● **TO DO**
Among these entries, count the lines containing the word "accent" and answer with only the number.

● **EXTRACTED DATA**

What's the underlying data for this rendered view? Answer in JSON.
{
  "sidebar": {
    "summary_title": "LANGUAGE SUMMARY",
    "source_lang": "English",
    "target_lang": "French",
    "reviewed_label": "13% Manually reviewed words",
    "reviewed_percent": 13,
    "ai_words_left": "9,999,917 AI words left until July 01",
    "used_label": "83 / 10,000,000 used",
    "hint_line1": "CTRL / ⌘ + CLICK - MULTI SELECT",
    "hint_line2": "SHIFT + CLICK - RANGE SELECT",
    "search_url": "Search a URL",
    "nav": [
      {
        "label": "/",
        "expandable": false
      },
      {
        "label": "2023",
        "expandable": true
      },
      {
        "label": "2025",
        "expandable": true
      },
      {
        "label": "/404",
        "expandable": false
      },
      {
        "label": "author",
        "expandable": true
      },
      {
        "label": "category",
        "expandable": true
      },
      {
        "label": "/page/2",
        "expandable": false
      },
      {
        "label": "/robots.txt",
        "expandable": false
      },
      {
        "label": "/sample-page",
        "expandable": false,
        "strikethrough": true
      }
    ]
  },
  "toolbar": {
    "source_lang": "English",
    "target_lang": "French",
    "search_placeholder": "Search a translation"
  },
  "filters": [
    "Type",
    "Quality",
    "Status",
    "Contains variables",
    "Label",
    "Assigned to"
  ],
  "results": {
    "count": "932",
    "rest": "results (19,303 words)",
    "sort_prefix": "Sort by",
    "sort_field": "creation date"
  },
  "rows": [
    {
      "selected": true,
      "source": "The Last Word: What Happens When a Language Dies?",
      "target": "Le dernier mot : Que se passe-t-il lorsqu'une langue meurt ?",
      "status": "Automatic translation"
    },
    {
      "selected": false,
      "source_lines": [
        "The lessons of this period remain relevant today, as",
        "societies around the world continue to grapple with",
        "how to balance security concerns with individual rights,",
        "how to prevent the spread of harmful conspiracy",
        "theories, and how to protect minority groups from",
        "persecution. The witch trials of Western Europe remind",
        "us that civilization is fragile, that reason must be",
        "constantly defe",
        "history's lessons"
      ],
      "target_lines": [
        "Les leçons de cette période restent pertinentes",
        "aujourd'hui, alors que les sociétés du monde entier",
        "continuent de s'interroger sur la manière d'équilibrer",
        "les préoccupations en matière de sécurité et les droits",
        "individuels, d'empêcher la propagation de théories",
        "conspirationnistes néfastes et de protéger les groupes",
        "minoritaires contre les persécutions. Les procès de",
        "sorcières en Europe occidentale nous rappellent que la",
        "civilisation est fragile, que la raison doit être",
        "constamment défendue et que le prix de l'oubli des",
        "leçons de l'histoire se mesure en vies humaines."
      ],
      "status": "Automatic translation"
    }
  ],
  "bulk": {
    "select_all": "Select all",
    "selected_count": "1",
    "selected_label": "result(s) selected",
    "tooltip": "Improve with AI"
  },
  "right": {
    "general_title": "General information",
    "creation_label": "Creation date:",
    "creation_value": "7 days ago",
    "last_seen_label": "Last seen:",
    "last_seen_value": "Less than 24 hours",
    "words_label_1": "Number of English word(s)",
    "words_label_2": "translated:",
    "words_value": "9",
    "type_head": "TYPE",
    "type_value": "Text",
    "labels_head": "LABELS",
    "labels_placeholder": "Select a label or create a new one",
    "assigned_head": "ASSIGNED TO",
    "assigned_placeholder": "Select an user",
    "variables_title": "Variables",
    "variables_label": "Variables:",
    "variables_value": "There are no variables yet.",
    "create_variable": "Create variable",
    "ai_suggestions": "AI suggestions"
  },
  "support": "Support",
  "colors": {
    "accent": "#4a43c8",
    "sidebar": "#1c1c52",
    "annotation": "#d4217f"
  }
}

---

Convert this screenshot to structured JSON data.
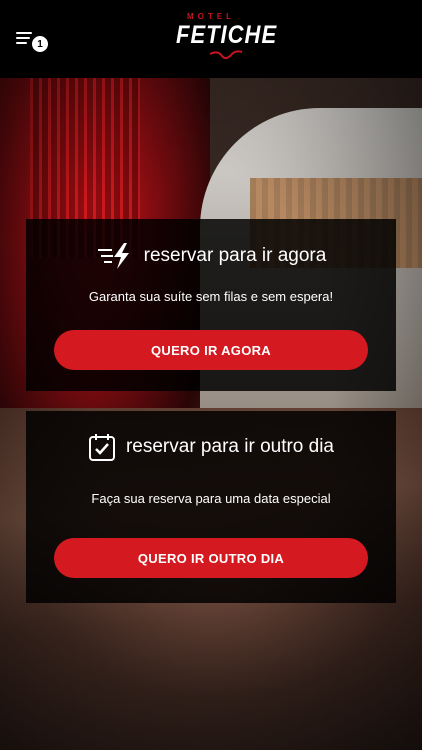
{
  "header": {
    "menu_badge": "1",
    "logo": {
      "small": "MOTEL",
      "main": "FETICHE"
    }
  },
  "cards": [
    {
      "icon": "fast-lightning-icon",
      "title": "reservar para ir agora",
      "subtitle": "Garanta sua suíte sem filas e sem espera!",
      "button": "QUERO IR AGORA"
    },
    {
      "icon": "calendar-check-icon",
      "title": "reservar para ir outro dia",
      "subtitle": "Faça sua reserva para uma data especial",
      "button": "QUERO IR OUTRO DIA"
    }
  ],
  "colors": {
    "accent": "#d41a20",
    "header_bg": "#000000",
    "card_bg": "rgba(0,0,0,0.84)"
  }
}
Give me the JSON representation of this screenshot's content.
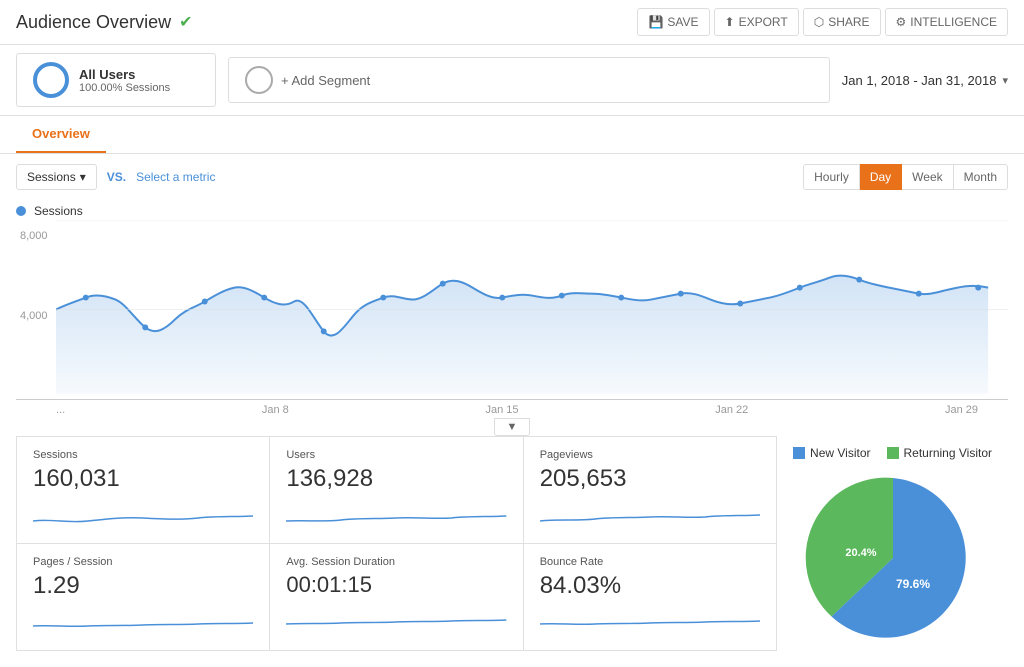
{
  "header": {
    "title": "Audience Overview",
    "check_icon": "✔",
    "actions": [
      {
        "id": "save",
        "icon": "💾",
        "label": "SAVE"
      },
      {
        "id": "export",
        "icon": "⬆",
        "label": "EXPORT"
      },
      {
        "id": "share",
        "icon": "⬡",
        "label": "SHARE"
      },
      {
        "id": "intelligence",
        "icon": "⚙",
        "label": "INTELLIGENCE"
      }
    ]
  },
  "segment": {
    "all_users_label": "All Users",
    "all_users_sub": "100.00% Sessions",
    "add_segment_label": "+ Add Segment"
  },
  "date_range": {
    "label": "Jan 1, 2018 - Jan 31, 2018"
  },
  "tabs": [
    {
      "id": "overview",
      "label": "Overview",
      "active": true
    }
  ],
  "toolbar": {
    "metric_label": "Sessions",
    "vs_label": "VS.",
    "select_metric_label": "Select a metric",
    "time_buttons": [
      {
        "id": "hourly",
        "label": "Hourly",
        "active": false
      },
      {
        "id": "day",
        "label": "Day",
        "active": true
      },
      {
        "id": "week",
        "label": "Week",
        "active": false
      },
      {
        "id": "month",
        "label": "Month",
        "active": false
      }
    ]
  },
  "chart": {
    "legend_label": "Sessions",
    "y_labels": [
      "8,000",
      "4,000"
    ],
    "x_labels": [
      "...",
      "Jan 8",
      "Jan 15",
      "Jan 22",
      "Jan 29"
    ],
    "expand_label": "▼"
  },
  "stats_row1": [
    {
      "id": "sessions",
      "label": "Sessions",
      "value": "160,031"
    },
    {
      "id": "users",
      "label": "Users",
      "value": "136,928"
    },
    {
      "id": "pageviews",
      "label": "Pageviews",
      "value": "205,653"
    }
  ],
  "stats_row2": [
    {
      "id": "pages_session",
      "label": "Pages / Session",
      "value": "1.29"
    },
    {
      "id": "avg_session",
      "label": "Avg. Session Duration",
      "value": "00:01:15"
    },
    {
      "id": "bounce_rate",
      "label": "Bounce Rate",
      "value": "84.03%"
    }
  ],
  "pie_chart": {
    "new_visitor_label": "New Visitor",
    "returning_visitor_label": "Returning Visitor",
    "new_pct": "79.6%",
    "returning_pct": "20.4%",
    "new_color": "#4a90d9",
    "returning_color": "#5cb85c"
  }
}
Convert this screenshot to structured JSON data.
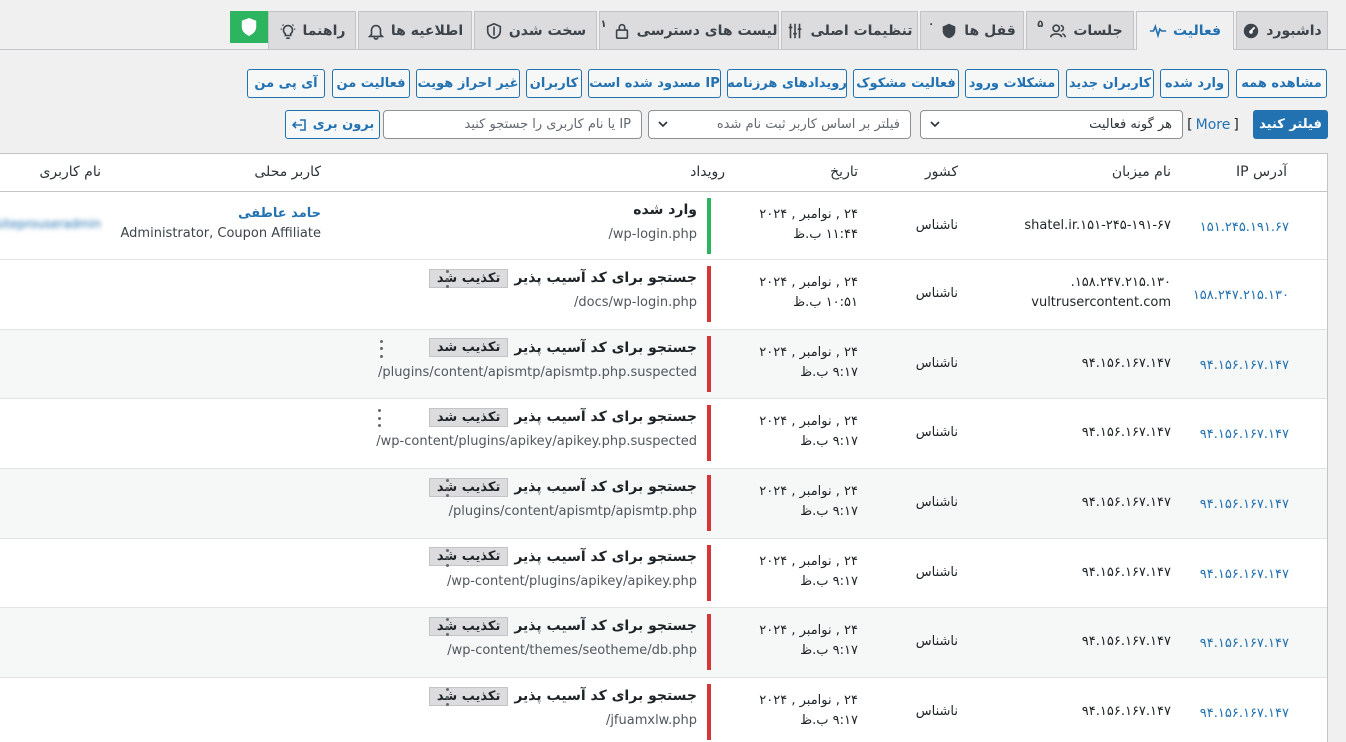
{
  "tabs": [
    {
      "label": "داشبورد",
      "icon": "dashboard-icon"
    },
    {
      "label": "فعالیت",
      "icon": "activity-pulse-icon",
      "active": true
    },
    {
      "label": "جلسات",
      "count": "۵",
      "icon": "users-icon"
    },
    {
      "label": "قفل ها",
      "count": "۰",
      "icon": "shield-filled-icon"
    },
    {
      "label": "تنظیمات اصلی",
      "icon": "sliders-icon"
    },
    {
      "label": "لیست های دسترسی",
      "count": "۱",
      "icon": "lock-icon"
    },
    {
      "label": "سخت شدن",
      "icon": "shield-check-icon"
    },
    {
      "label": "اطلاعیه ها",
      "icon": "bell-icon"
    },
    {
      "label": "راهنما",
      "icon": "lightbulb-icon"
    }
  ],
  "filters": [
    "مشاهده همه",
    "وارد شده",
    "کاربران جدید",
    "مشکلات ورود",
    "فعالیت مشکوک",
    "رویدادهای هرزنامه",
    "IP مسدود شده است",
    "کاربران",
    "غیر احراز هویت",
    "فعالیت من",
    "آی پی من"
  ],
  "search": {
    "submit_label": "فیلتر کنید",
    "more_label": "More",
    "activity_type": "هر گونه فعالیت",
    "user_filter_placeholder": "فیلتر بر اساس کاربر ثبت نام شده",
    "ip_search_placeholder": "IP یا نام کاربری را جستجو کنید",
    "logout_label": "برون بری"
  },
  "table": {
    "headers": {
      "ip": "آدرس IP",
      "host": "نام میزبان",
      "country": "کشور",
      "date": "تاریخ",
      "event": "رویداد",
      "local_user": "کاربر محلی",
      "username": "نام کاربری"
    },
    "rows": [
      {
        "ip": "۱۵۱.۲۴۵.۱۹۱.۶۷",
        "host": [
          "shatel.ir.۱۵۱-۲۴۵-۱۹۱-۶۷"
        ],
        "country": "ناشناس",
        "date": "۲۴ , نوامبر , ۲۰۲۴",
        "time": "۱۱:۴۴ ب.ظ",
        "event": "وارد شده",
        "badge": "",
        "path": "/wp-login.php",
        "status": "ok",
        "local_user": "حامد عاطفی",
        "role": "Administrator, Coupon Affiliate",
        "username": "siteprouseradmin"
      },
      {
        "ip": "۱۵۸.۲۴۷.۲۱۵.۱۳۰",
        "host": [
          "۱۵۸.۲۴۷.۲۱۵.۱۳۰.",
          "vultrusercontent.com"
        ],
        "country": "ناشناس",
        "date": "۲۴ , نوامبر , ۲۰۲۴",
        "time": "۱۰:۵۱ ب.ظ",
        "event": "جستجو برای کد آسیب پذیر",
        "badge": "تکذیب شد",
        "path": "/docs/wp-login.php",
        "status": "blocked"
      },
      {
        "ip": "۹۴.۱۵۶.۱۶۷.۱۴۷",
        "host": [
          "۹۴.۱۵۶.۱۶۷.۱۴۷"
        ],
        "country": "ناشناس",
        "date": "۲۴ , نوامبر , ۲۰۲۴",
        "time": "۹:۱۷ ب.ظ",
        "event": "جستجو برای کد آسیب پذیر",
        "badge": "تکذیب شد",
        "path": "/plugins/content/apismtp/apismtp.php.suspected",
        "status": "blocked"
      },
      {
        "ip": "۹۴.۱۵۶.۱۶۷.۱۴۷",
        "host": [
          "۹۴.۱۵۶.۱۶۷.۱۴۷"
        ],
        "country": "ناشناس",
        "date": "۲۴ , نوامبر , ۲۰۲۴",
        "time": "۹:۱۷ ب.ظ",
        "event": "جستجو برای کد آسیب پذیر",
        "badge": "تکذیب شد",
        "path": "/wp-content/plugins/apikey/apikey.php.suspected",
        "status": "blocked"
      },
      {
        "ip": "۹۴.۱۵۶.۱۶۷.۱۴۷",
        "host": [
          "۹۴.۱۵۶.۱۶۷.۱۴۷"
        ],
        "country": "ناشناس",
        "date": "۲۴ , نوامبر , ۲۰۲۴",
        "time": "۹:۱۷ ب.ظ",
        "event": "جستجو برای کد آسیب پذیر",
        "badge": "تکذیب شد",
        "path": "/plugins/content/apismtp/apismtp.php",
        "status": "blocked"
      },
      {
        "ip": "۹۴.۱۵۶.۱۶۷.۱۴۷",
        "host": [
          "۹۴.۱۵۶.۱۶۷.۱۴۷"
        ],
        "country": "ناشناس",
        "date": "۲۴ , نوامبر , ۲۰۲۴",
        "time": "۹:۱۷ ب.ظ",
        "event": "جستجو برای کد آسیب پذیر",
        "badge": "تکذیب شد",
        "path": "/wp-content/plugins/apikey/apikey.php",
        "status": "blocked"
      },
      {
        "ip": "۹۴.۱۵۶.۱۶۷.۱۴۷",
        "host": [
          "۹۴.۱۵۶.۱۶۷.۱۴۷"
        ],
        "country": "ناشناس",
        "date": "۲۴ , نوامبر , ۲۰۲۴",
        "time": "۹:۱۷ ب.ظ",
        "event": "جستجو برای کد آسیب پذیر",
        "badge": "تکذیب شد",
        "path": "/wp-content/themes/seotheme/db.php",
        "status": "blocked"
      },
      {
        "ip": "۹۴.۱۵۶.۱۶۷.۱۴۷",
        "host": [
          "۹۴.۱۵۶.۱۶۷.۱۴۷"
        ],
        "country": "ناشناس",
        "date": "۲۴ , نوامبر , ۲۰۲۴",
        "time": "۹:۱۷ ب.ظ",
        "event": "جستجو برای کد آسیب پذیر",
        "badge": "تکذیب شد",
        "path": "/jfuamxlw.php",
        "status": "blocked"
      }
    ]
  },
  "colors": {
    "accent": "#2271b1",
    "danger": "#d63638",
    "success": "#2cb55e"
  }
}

● **WORKED SOLUTION**
3